These Mesmerizing GIFs Illustrate the Art of Traditional Japanese Wood Joinery. These Mesmerizing GIFs Illustrate the Art of Traditional Japanese Wood Joinery For centuries before the invention of screws and fasteners, Japanese craftsmen used complex, interlocking joints to connect pieces of wood for structures and beams, helping to create a uniquely Japanese wood aesthetic that can still be seen in the works of modern masters like Shigeru Ban.
Up until recent times, however, these techniques were often the carefully guarded secrets of family carpentry guilds and unavailable for public knowledge. Even as the joints began to be documented in books and magazines, their 2-dimensional depictions remained difficult to visualize and not found in any one comprehensive source.
That is, until a few years ago, when a young Japanese man working in automobile marketing began compiling all the wood joinery books he could get his hands on and using them to creating his own 3-dimensional, animated illustrations of their contents. News via Spoon & Tamago. 121 Definitions of Architecture. There are at least as many definitions of architecture as there are architects or people who comment on the practice of it.
While some embrace it as art, others defend architecture’s seminal social responsibility as its most definitive attribute. To begin a sentence with “Architecture is” is a bold step into treacherous territory. And yet, many of us have uttered — or at least thought— “Architecture is…” while we’ve toiled away on an important project, or reflected on why we’ve chosen this professional path.
Most days, architecture is a tough practice; on others, it is wonderfully satisfying. Perhaps, though, most importantly, architecture is accommodating and inherently open to possibility. This collection of statements illustrates the changing breadth of architecture’s significance; we may define it differently when talking among peers, or adjust our statements for outsiders. 1. 2. 3. 4. 5. 6. 7. 8. 9. 10. 11. 12. 13. 14. 15. 16. 17.
Why Architecture Isn't Art (And Shouldn't Be) Why Architecture Isn't Art (And Shouldn't Be) In recent years, there has been a lot of discussion about what architecture's ultimate purpose might be - with answers ranging from the creation of form to the correction of societal ills.
But according to Lance Hosey, perhaps the least useful definition currently in circulation is that architecture is "art. " In this article, originally posted to his blog on the Huffington Post, Hosey argues that the concept of architecture as a form of art is not only misleading to the public, but also potentially damaging to society. In July, I wrote that when architects use the bodies of specific women such as Marilyn Monroe or Beyoncé as "inspiration" for buildings, they objectify both women and architecture.

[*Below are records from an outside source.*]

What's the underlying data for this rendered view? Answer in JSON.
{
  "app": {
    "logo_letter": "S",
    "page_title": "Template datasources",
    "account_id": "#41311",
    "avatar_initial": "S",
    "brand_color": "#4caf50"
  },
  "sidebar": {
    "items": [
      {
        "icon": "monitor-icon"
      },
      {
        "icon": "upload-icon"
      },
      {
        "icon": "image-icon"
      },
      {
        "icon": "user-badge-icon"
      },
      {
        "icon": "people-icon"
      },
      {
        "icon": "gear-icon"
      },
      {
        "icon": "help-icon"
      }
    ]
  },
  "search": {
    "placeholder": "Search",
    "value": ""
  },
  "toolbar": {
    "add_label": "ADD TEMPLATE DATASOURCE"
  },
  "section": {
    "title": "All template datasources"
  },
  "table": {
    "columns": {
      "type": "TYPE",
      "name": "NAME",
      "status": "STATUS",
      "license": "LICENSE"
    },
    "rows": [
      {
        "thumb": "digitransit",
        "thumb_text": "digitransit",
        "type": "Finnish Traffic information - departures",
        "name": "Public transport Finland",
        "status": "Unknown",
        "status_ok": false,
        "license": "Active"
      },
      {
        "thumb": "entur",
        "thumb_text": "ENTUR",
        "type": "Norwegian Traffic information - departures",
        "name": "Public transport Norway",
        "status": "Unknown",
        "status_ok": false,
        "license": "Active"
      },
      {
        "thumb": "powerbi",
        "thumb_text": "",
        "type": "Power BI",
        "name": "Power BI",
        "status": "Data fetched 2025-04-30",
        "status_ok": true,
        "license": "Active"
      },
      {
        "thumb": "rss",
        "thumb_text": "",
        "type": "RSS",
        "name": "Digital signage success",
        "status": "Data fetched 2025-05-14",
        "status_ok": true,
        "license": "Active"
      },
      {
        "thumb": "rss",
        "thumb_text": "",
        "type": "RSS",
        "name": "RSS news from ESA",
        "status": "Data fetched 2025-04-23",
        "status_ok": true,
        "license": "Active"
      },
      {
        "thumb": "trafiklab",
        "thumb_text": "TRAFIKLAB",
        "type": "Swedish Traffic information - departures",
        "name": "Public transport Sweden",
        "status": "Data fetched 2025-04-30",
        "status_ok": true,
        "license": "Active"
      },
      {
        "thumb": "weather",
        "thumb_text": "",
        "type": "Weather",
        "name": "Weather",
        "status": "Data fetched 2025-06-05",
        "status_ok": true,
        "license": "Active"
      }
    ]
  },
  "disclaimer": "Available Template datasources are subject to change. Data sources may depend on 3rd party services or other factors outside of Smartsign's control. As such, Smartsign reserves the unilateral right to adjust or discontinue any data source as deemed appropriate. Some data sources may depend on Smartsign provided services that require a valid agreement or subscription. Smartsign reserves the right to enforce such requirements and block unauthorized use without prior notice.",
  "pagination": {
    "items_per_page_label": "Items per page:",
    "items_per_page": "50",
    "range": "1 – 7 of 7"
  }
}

Many readers didn't like this: "Anyone complaining about where an artist gets thier [sic] inspiration dosn't [sic] understand what an artist or art is," protested one. Huffington Post readers aren't alone in this view, of course.